- Task statement:
What you return should be the full listing, copied exactly and stripped of its pictures.

- Exercise material:

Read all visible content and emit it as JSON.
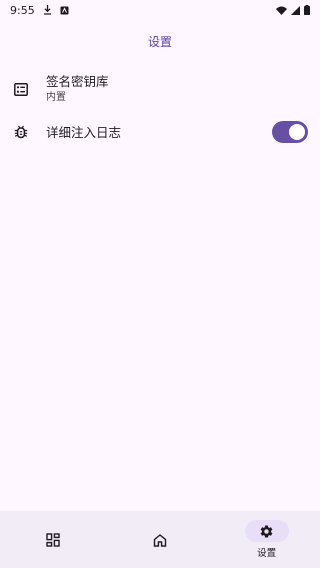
{
  "status_bar": {
    "time": "9:55",
    "icons": [
      "download-icon",
      "app-notification-icon",
      "wifi-icon",
      "cellular-icon",
      "battery-icon"
    ]
  },
  "header": {
    "title": "设置"
  },
  "settings": {
    "keystore": {
      "icon": "keystore-icon",
      "title": "签名密钥库",
      "subtitle": "内置"
    },
    "verbose_logging": {
      "icon": "bug-icon",
      "title": "详细注入日志",
      "enabled": true
    }
  },
  "bottom_nav": {
    "items": [
      {
        "icon": "apps-icon",
        "label": ""
      },
      {
        "icon": "home-icon",
        "label": ""
      },
      {
        "icon": "gear-icon",
        "label": "设置",
        "active": true
      }
    ]
  },
  "colors": {
    "accent": "#6750a4",
    "background": "#fef7ff",
    "nav_background": "#f2ecf6",
    "active_indicator": "#e8def8"
  }
}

- Solution for this exercise:
Read all visible content and emit it as JSON.
{
  "status_bar": {
    "time": "9:55",
    "icons": [
      "download-icon",
      "app-notification-icon",
      "wifi-icon",
      "cellular-icon",
      "battery-icon"
    ]
  },
  "header": {
    "title": "设置"
  },
  "settings": {
    "keystore": {
      "icon": "keystore-icon",
      "title": "签名密钥库",
      "subtitle": "内置"
    },
    "verbose_logging": {
      "icon": "bug-icon",
      "title": "详细注入日志",
      "enabled": true
    }
  },
  "bottom_nav": {
    "items": [
      {
        "icon": "apps-icon",
        "label": ""
      },
      {
        "icon": "home-icon",
        "label": ""
      },
      {
        "icon": "gear-icon",
        "label": "设置",
        "active": true
      }
    ]
  },
  "colors": {
    "accent": "#6750a4",
    "background": "#fef7ff",
    "nav_background": "#f2ecf6",
    "active_indicator": "#e8def8"
  }
}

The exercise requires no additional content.